'''

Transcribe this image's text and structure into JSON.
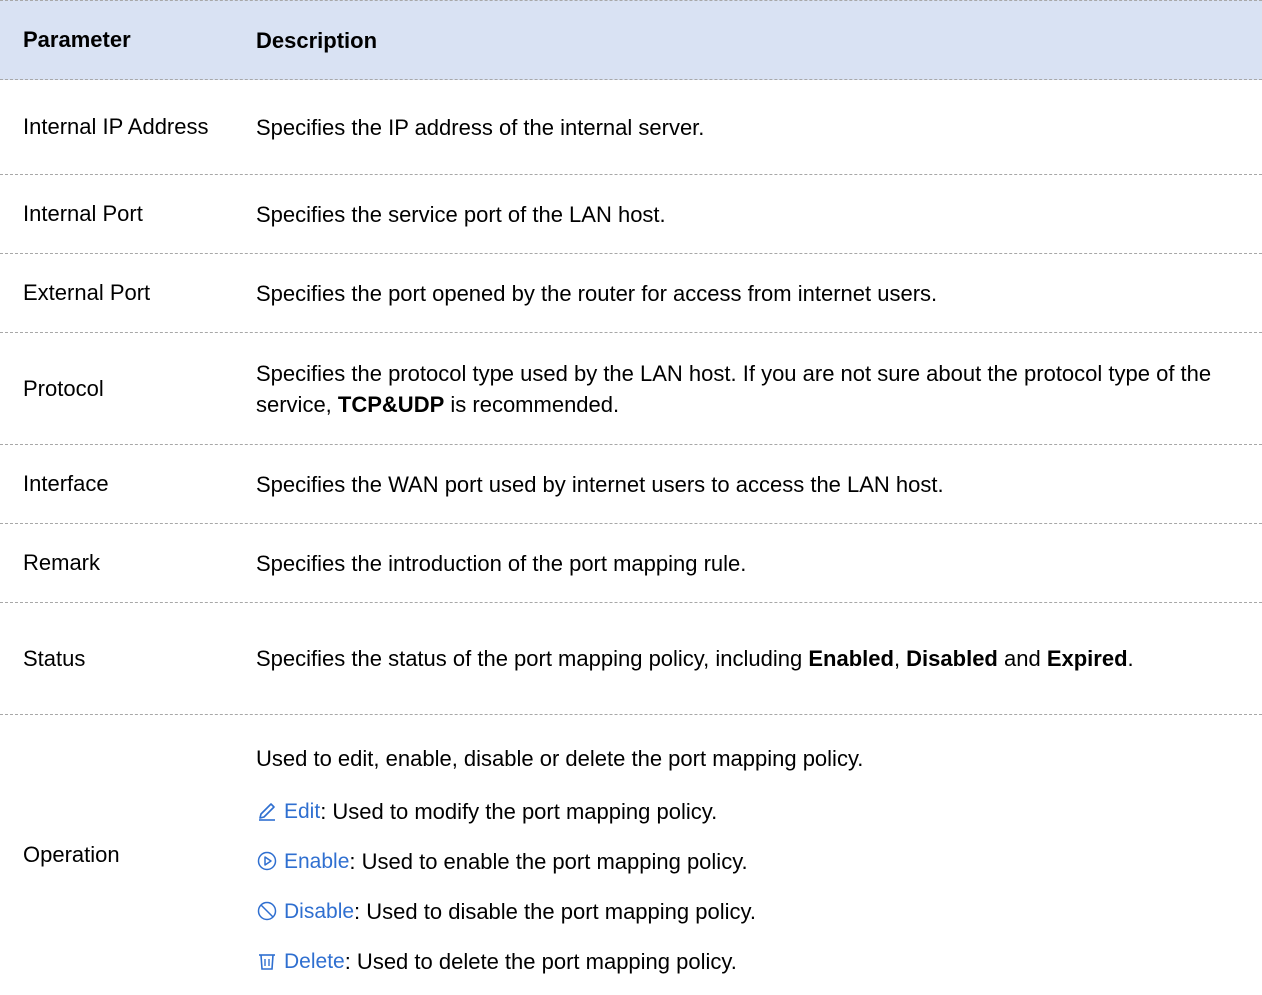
{
  "header": {
    "param": "Parameter",
    "desc": "Description"
  },
  "rows": [
    {
      "param": "Internal IP Address",
      "desc": "Specifies the IP address of the internal server."
    },
    {
      "param": "Internal Port",
      "desc": "Specifies the service port of the LAN host."
    },
    {
      "param": "External Port",
      "desc": "Specifies the port opened by the router for access from internet users."
    },
    {
      "param": "Protocol",
      "desc_a": "Specifies the protocol type used by the LAN host. If you are not sure about the protocol type of the service, ",
      "desc_b": "TCP&UDP",
      "desc_c": " is recommended."
    },
    {
      "param": "Interface",
      "desc": "Specifies the WAN port used by internet users to access the LAN host."
    },
    {
      "param": "Remark",
      "desc": "Specifies the introduction of the port mapping rule."
    },
    {
      "param": "Status",
      "desc_a": "Specifies the status of the port mapping policy, including ",
      "b1": "Enabled",
      "sep1": ", ",
      "b2": "Disabled",
      "sep2": " and ",
      "b3": "Expired",
      "end": "."
    },
    {
      "param": "Operation",
      "intro": "Used to edit, enable, disable or delete the port mapping policy."
    }
  ],
  "operations": [
    {
      "label": "Edit",
      "text": ": Used to modify the port mapping policy.",
      "icon": "pencil-icon"
    },
    {
      "label": "Enable",
      "text": ": Used to enable the port mapping policy.",
      "icon": "play-circle-icon"
    },
    {
      "label": "Disable",
      "text": ": Used to disable the port mapping policy.",
      "icon": "ban-icon"
    },
    {
      "label": "Delete",
      "text": ": Used to delete the port mapping policy.",
      "icon": "trash-icon"
    }
  ],
  "colors": {
    "header_bg": "#d9e2f3",
    "link_blue": "#2f6fd0",
    "divider": "#a8a8a8"
  }
}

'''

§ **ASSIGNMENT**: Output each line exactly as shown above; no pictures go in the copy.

§ **PROBLEM SOLUTION**:
Transcribe this image's text and structure into JSON.
{
  "header": {
    "param": "Parameter",
    "desc": "Description"
  },
  "rows": [
    {
      "param": "Internal IP Address",
      "desc": "Specifies the IP address of the internal server."
    },
    {
      "param": "Internal Port",
      "desc": "Specifies the service port of the LAN host."
    },
    {
      "param": "External Port",
      "desc": "Specifies the port opened by the router for access from internet users."
    },
    {
      "param": "Protocol",
      "desc_a": "Specifies the protocol type used by the LAN host. If you are not sure about the protocol type of the service, ",
      "desc_b": "TCP&UDP",
      "desc_c": " is recommended."
    },
    {
      "param": "Interface",
      "desc": "Specifies the WAN port used by internet users to access the LAN host."
    },
    {
      "param": "Remark",
      "desc": "Specifies the introduction of the port mapping rule."
    },
    {
      "param": "Status",
      "desc_a": "Specifies the status of the port mapping policy, including ",
      "b1": "Enabled",
      "sep1": ", ",
      "b2": "Disabled",
      "sep2": " and ",
      "b3": "Expired",
      "end": "."
    },
    {
      "param": "Operation",
      "intro": "Used to edit, enable, disable or delete the port mapping policy."
    }
  ],
  "operations": [
    {
      "label": "Edit",
      "text": ": Used to modify the port mapping policy.",
      "icon": "pencil-icon"
    },
    {
      "label": "Enable",
      "text": ": Used to enable the port mapping policy.",
      "icon": "play-circle-icon"
    },
    {
      "label": "Disable",
      "text": ": Used to disable the port mapping policy.",
      "icon": "ban-icon"
    },
    {
      "label": "Delete",
      "text": ": Used to delete the port mapping policy.",
      "icon": "trash-icon"
    }
  ],
  "colors": {
    "header_bg": "#d9e2f3",
    "link_blue": "#2f6fd0",
    "divider": "#a8a8a8"
  }
}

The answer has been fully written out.